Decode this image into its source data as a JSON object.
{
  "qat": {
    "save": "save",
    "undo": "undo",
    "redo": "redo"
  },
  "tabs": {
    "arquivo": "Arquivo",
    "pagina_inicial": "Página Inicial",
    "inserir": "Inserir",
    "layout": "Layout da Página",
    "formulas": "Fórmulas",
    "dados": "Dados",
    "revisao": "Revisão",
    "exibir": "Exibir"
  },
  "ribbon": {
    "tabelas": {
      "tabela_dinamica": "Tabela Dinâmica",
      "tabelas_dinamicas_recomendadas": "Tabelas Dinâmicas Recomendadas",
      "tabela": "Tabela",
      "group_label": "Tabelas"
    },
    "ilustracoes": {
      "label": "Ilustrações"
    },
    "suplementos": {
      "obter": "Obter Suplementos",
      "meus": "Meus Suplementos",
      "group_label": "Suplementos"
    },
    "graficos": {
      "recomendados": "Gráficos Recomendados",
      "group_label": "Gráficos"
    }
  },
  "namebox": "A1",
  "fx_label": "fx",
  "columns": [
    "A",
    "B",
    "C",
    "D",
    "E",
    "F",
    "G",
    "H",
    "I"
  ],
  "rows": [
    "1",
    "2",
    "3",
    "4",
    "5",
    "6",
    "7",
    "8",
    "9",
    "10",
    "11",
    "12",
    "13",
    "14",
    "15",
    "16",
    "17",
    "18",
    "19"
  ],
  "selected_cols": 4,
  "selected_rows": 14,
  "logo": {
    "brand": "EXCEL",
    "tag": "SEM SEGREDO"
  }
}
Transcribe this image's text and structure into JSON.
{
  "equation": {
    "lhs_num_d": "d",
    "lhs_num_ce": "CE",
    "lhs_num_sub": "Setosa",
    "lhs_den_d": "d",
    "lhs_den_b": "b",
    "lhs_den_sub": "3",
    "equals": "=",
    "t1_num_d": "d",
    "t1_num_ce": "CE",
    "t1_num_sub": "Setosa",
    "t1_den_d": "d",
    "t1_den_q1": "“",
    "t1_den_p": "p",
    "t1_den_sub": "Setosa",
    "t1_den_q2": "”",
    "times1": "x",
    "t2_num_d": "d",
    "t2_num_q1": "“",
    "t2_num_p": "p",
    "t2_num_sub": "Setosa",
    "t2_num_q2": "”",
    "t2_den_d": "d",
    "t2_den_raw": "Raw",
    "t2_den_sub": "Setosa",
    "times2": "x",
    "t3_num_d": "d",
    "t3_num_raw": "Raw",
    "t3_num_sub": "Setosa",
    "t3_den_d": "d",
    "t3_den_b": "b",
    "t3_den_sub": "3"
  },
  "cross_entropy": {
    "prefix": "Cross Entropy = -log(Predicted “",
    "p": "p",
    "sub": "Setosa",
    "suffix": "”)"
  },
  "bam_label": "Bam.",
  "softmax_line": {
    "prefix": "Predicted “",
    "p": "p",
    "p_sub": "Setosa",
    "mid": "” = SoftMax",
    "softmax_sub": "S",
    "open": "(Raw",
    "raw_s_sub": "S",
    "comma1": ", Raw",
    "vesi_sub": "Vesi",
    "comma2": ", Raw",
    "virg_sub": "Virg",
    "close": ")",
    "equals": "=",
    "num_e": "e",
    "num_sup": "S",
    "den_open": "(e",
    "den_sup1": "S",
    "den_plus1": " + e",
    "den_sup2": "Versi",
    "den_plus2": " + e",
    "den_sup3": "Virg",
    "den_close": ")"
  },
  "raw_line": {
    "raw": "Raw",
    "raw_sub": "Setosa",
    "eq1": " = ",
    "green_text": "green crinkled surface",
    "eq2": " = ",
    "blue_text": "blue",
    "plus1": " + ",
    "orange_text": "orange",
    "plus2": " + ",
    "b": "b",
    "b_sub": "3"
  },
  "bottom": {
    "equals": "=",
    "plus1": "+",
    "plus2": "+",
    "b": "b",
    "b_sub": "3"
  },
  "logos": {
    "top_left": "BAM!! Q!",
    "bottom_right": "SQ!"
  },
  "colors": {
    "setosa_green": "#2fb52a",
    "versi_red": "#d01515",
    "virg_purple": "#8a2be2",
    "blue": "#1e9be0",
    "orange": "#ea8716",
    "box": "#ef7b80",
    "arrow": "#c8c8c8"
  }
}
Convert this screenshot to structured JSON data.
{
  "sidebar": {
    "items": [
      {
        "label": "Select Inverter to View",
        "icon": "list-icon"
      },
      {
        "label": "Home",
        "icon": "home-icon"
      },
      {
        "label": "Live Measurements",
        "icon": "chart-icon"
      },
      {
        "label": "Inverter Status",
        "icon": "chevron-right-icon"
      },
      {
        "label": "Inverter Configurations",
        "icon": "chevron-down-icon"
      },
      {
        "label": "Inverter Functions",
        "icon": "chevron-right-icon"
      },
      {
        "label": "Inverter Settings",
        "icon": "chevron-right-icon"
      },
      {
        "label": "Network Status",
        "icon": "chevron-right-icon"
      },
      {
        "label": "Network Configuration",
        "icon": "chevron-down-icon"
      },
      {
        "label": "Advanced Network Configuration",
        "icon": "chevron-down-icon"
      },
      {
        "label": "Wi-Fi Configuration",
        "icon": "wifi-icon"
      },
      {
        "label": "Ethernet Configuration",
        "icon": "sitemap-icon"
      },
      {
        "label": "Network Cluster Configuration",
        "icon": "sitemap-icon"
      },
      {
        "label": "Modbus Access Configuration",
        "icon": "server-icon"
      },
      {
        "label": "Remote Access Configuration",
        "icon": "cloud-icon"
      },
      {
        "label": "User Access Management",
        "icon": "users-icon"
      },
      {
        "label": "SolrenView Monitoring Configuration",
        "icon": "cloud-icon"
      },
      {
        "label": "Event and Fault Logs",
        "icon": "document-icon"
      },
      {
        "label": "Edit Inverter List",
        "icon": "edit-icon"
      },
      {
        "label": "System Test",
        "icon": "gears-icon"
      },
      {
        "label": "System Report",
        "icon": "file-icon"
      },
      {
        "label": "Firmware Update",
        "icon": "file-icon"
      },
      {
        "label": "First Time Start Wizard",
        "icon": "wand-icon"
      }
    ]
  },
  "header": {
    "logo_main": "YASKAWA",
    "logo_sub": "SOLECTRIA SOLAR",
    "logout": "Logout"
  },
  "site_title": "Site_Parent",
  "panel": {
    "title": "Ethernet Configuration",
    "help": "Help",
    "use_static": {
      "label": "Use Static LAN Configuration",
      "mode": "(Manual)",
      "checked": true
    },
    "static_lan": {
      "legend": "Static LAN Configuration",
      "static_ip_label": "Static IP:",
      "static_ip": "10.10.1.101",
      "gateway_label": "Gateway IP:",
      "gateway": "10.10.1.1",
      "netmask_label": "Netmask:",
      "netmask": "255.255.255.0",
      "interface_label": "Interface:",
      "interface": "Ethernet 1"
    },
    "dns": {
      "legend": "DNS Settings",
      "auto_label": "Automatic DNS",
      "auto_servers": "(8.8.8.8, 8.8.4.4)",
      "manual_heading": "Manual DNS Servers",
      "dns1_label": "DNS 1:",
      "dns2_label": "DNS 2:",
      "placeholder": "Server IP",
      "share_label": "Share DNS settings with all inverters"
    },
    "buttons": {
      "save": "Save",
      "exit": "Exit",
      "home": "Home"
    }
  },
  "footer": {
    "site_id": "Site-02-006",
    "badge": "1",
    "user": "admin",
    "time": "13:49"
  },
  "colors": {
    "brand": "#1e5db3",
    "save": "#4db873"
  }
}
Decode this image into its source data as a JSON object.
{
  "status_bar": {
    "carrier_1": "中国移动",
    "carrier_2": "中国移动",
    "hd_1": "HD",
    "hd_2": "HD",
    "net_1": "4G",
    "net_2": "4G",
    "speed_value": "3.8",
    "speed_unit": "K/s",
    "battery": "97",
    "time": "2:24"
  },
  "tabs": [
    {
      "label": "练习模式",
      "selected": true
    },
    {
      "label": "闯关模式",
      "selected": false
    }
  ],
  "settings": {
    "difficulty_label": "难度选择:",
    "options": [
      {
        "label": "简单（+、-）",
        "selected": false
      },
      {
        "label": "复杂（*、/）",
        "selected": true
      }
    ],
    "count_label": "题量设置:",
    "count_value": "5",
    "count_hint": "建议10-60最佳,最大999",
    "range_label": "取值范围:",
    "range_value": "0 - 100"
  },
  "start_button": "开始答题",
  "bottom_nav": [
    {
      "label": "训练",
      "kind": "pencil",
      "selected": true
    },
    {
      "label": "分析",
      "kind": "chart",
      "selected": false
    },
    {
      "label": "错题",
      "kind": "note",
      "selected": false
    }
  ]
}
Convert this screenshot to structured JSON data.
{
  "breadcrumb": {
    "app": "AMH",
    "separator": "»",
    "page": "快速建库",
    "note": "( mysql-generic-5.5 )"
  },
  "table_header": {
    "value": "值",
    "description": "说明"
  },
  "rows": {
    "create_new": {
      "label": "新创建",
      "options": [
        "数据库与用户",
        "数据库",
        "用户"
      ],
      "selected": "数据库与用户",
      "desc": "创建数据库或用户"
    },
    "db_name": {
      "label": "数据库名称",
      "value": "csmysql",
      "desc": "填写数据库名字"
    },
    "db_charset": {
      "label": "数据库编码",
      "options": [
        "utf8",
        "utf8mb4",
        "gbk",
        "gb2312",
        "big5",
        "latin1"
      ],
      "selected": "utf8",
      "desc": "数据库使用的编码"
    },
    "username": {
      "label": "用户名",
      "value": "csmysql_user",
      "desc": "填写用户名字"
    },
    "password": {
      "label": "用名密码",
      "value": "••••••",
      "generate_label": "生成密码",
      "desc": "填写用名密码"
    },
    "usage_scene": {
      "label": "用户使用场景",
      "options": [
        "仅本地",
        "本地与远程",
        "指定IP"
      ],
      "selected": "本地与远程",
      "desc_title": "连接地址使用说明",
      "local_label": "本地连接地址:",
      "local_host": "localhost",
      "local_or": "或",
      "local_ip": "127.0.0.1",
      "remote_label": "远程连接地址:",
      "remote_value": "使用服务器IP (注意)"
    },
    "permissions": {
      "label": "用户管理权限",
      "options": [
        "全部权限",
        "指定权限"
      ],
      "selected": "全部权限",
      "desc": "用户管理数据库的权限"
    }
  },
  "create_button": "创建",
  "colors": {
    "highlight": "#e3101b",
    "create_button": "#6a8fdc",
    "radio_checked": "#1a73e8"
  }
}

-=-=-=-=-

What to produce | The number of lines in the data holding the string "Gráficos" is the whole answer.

Final answer | 2